Engineering Emotional Experiences for the Next Generation


4 min read

With a few glasses of wine in me and some nostalgia-fueled synthwave playing, I found myself reflecting on my past, and my history with computers. I got to thinking of my childhood, and more specifically, my personal history with computers.

I love technology and the promise of what it can do for humanity. In our current moment of fearing that our jobs will all be erased in the blink of an eye by generative AI, and that the world will end in a decade or two due to whatever existential threat pundits claim will wipe us out, I still love technology. I love the promise of the possibilities that technology and software unlocks. I love the unbridled innovation that the anguished efforts of hard-working engineers brings us. But amidst arguing about software best-practices and which framework or programming language is best, I reflected on a simpler time in my life (perhaps everyone's life, when viewed through a certain wistful set of rose-colored glasses). I remembered a time when tech wasn't just about making a buck, about us sacrificing ourselves to ostensibly "make the world a better place" but about having fun, and about feeling something.

When I reflect on my life in the 1990s and my introduction and early fascination with computers at that time, it wasn't about any of that. It wasn't like I had some obligation to crack open a two-inch thick software manual and learn the nuances of MS-DOS because I wanted to increase my salary; I was a nerdy 10-year-old kid who just thought it was freaking cool. I just wanted to figure out whatever I had to so that I could play video games and get them working on my primitive 386 PC, with all 256 colours of chunky pixels and PC speaker bleeps and bloops that PCs of that era could muster.

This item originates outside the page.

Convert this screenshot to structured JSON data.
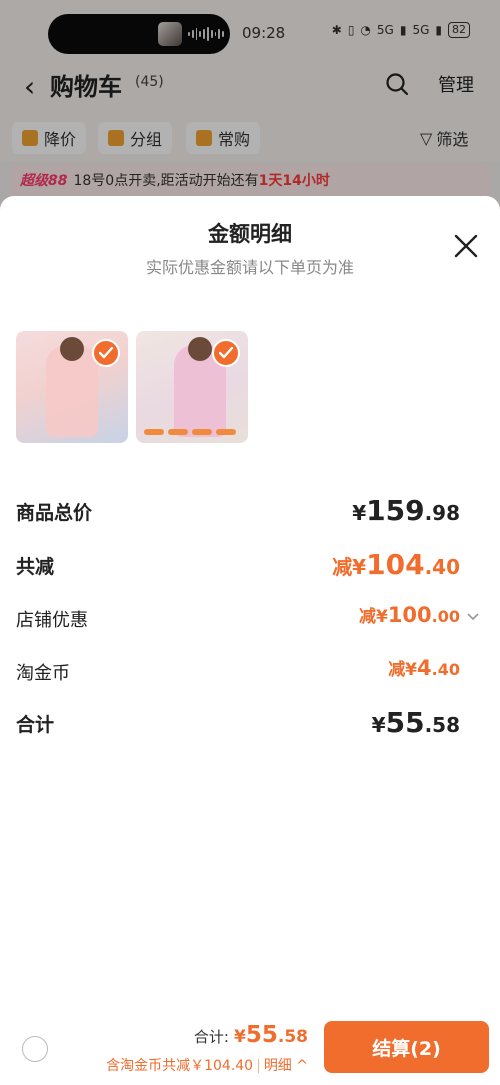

I loved playing video games back then, and I'm sure that's a path that many people took that ultimately led to them embarking on a career in technology. But when I really think deeply about it all, it's just that there was a certain feeling that I had. The feeling that an exciting revolution was a moment away. We could be entertained, we could be captivated, and it seemed like something big was happening. We'd read magazines showing us that the next revolution in technology was afoot, and, in hindsight, they weren't wrong. It was amazing—year after year, we'd see huge jumps in what computers could do. One year we'd have PC speaker beeps, the next we'd have pulse-code-modulated audio with CD-quality sound. We'd double the resolution of computers, get Windows 95 bringing a full-blown GUI to all our software, be able to download any song we wanted as MP3 files on Napster, and we'd see huge increases in the amount of RAM and the complexity of software from one month to the next.

In a sense, this is all still true today, and I love following the rapid advancement of technology just as much as any geek, but sometimes I wonder if, growing up, getting into the tech industry, and becoming a "professional", I've lost that sense of wonder and that incredibly feeling of discovery that I had as a child that kept me intrigued and fascinated and that made me want to learn how to code. The passion that led me to spend hours writing custom versions of autoexec.bat and config.sys for boot disks as a kid who could barely even type, let alone program a computer.

Over the course of my career as a developer, I've spent weeks of 12-hour days coding to build software that helps employees get their work done, and I loved that stuff — I love making tools that help people become productive, and love how computers can enable that stuff. And the thought occurred to me that, while there's nothing wrong with any of that, what if we just put some of that passion and effort into creating something that makes people feel. As much as shaving a few minutes of people's day-to-day work is a noble cause, maybe software can make people feel a certain way that is kind of amazing. Just make an experience that is cool to watch, engages people, captivates minds, and inspires them to want to dive into a whole other world just because it is intriguing and cool.

I think a lot about how I could take my personal projects to that level; not just by making something that is well-engineered, and that follows best practice. Not just something that uses the programming language du jour... but something that is an experience that creates a feeling of amazement and a sense of wonder in the next generation of engineers and leaders and creators who will craft the future of this world.